The business that has no projects - 2030 Week Day 5 - PPM
16 Dec 2016
It's the final day of 2030 Week on AXELOS Community and I'd like to offer my sincere gratitute for taking part, but it's not over yet! You can still walk away with a £25 Amazon voucher, just read the scenario below and give us your thoughts! Here's today's scenario:
To finish off we want to throw something quite contentious out there. Let’s imagine a company than no longer uses project management at all and discuss our views on this idea in the comments below. We’re very keen to hear your views on this!
"Introducing you to GreyBox group, a company who builds SaaS solutions for the construction industry. GreyBox have taken continual deliver so far that they now longer class any of their work as a project and the idea of having ‘project managers’ is a long distant memory for them.
Instead, all new ideas for product and business improvements are broken up into micro sized tasks and channelled through a system that resembles a sales pipeline or Kanban style task management style. The decision to pursuit new ideas is simply guided by the company’s single objective, to make empowering software for construction professionals."
Could this work? Can a company base all its improvement decision on a single goal and is it realistic to assume that traditional projects can be abandoned all together?
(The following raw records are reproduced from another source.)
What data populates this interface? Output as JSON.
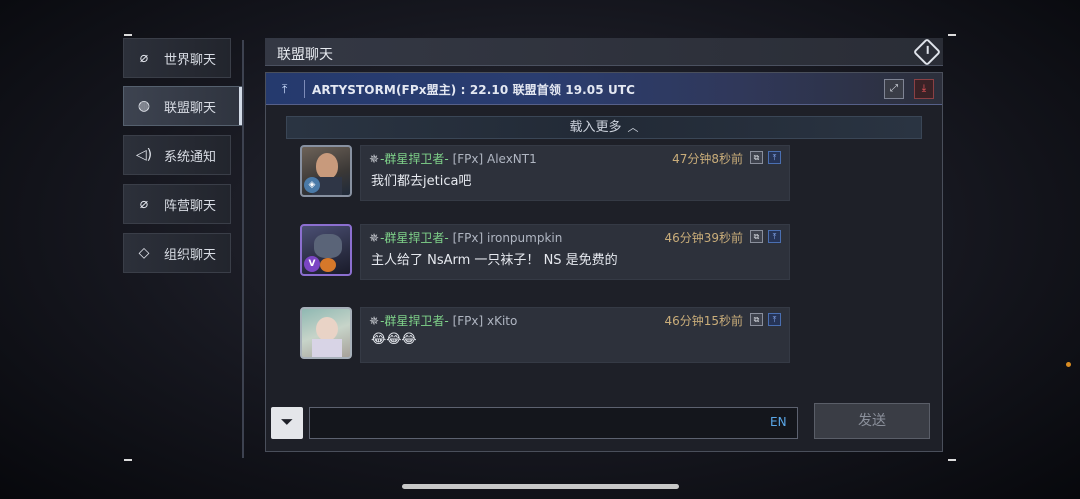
{
  "sidebar": {
    "items": [
      {
        "label": "世界聊天",
        "icon": "globe-ring-icon",
        "glyph": "⌀"
      },
      {
        "label": "联盟聊天",
        "icon": "globe-icon",
        "glyph": "◍"
      },
      {
        "label": "系统通知",
        "icon": "speaker-icon",
        "glyph": "◁)"
      },
      {
        "label": "阵营聊天",
        "icon": "planet-icon",
        "glyph": "⌀"
      },
      {
        "label": "组织聊天",
        "icon": "diamond-link-icon",
        "glyph": "◇"
      }
    ],
    "active_index": 1
  },
  "header": {
    "title": "联盟聊天"
  },
  "pinned": {
    "text": "ARTYSTORM(FPx盟主) : 22.10 联盟首领 19.05 UTC"
  },
  "load_more": {
    "label": "载入更多"
  },
  "messages": [
    {
      "guild": "-群星捍卫者-",
      "user": "[FPx] AlexNT1",
      "time": "47分钟8秒前",
      "text": "我们都去jetica吧",
      "badge": "◈"
    },
    {
      "guild": "-群星捍卫者-",
      "user": "[FPx] ironpumpkin",
      "time": "46分钟39秒前",
      "text": "主人给了 NsArm 一只袜子！ NS 是免费的",
      "badge": "V"
    },
    {
      "guild": "-群星捍卫者-",
      "user": "[FPx] xKito",
      "time": "46分钟15秒前",
      "text": "😂😂😂",
      "badge": ""
    }
  ],
  "input": {
    "value": "",
    "lang": "EN"
  },
  "send": {
    "label": "发送"
  },
  "colors": {
    "accent": "#2a3d70",
    "guild_green": "#7fd38a",
    "time_gold": "#c9ad7a"
  }
}
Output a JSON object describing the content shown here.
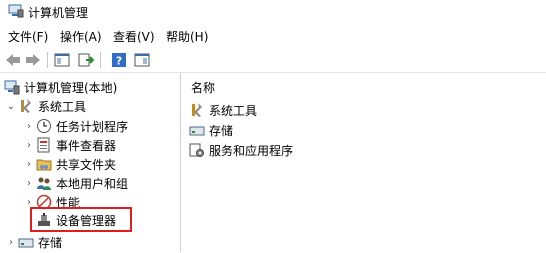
{
  "window": {
    "title": "计算机管理"
  },
  "menu": {
    "items": [
      "文件(F)",
      "操作(A)",
      "查看(V)",
      "帮助(H)"
    ]
  },
  "tree": {
    "root": "计算机管理(本地)",
    "system_tools": "系统工具",
    "children": [
      "任务计划程序",
      "事件查看器",
      "共享文件夹",
      "本地用户和组",
      "性能",
      "设备管理器"
    ],
    "storage": "存储"
  },
  "right": {
    "header": "名称",
    "items": [
      "系统工具",
      "存储",
      "服务和应用程序"
    ]
  },
  "colors": {
    "highlight": "#e01e1e"
  }
}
Let us know below.
Projects have always been about runners, repeaters and strangers. You don't want to orginize your runners and strangers the same way, that would just mean way to much overhead, be to slow to get going and in general very uneffective. Any organization would do well to organize steady flowing ongoing work like the example suggests. But if they decide to enter the Chineese market, develop something radically new, want to move facilities or whatever something that they are not used to do, they will have a different beast. And therefore the need for different kind of project management. The word project is used for many things, that should be managed in different ways.
Is it realistic to assume that traditional projects can be abandoned all together? Perhaps not, particularly when projects are about implementing change and about managing the investment. Having said that, it is possible to deliver new ideas and business improvements using scaled Kanban as it delivers often, focus on quality, balances demand against throughput, prioritises and improves delivery by reducing work in progress.
This scenario may work for continuous improvement of existing solution. The development of a new service platform will require a program management approach, including the assessment of the needs/expectations of the clients of GreyBox clients in order to ensure benefits realization. The sales pipeline will never capture these expectations/needs neither the changes requirements.
Organisations like Google and Facebook operate in continual beta. Their products are never fully complete so they adopt more of a DevOps approach. This allows these companies to test minor enhancements, learn from their success or failure then move onto the next enhancement.
However, not all products lend themselves to this approach. Initial product development or complex products may require a project in order to get it into production. It may require significant research and development, have specific requirements, fixed timeframes and costs and require specialized skill sets.
Furthermore, organisations that require a bespoke product or outcome may not be able to do this on their own and may require a project. I believe there will certainly be a place for projects or project managers in 2030.
Experience shows, that big success comes from strategic thinking. This is a long route to take and there is now indication that this should change just by modern technologies arising. Mankind remains the same.